◆ Exercise
Say how many lines of the listing below include "value". Write only that number.

# # # #

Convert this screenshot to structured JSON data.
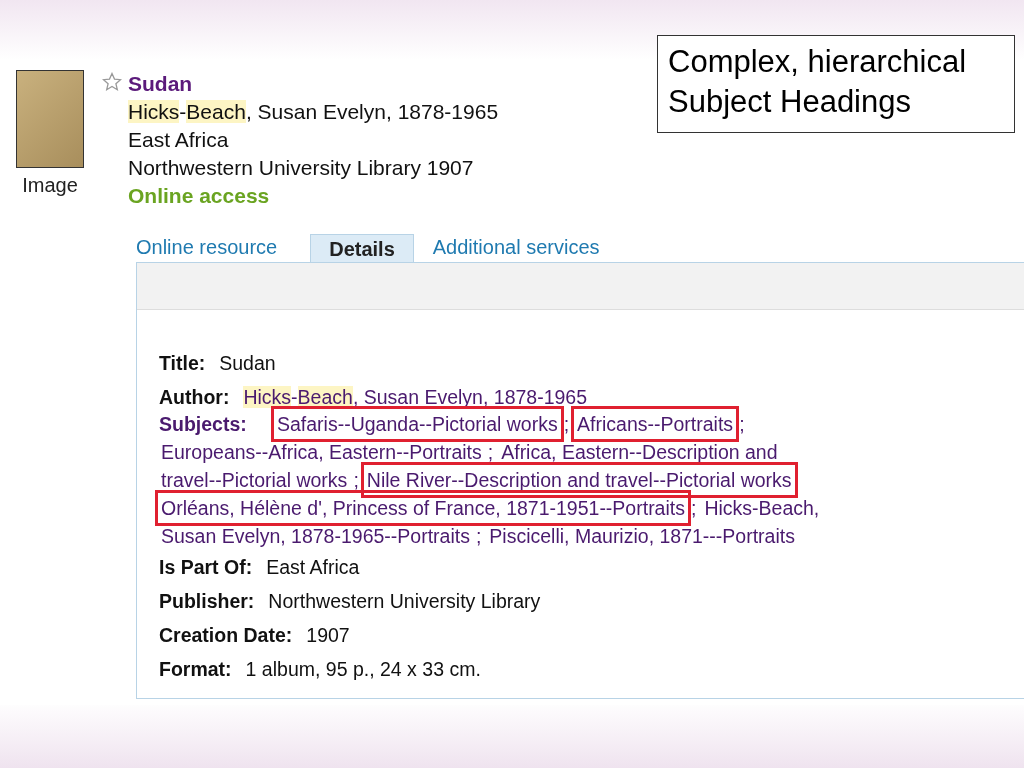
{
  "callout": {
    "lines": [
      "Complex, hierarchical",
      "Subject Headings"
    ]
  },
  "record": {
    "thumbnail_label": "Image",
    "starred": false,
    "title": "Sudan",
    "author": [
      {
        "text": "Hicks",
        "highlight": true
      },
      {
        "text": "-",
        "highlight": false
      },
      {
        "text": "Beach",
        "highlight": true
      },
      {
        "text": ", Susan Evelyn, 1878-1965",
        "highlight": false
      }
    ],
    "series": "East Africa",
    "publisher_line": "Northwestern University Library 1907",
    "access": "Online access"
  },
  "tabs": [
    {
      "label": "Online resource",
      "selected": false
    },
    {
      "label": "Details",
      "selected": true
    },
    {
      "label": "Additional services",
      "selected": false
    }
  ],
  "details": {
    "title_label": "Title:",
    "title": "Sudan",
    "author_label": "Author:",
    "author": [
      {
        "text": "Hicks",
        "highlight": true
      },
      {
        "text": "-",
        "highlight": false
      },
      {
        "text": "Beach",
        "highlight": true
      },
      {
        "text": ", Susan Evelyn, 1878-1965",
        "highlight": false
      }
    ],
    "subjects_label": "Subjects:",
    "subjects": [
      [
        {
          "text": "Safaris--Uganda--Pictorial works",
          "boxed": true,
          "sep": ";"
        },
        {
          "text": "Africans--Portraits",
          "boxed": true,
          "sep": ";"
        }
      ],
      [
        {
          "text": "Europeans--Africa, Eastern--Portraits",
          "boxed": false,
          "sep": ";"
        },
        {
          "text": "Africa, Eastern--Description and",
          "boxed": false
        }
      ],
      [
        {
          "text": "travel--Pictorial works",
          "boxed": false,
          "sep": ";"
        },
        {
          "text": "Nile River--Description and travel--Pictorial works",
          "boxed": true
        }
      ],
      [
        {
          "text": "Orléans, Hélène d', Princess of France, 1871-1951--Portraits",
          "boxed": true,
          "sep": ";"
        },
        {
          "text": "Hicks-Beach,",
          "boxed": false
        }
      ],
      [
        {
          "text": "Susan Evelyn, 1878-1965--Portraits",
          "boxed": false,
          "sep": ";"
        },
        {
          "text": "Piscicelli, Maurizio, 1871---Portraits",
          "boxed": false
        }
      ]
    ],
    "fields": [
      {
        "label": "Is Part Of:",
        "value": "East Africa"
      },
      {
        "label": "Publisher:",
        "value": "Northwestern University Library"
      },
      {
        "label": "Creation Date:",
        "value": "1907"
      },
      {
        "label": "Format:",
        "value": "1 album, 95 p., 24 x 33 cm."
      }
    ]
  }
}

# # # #

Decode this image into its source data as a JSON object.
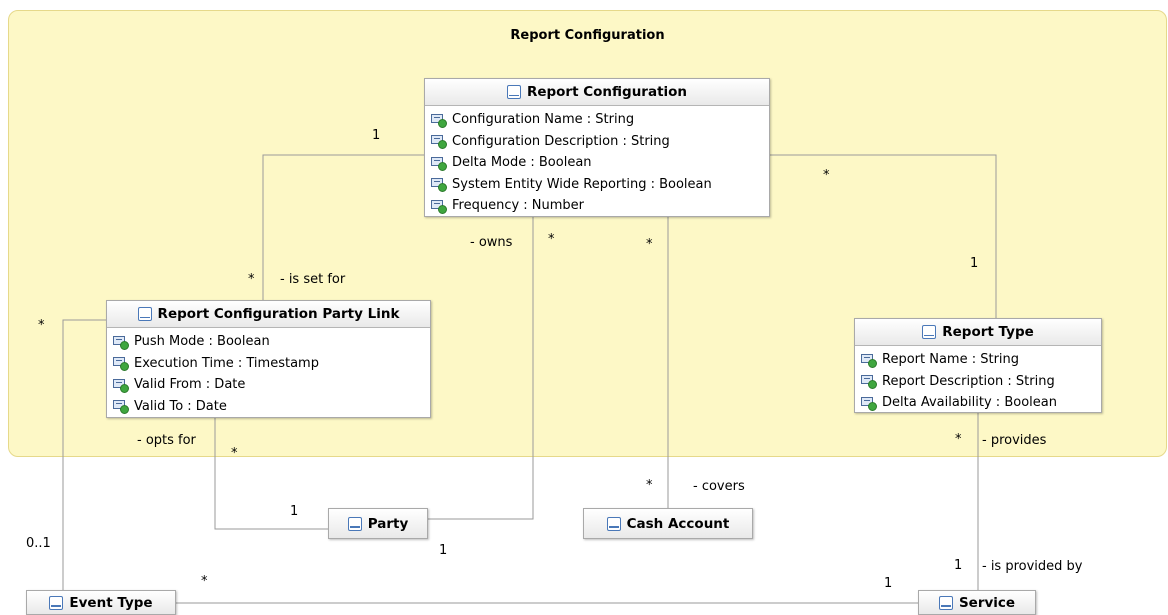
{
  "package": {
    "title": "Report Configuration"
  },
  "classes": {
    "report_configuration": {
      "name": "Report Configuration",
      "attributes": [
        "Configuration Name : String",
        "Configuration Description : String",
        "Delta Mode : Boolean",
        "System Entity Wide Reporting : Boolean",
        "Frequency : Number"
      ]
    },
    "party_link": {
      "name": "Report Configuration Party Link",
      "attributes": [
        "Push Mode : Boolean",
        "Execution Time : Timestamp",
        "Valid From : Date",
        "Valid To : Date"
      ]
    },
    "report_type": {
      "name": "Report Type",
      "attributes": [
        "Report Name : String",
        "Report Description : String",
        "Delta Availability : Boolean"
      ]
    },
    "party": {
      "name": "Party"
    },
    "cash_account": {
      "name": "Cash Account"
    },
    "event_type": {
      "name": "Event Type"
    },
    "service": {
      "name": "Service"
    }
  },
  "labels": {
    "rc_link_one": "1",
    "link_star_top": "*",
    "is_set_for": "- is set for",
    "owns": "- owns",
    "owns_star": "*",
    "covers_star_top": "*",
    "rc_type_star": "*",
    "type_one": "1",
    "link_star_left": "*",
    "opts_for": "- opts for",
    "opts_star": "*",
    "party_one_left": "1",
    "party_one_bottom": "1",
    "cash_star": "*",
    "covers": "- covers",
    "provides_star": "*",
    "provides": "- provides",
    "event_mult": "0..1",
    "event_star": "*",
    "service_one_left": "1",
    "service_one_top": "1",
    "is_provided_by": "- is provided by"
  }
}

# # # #

◆ Task result
4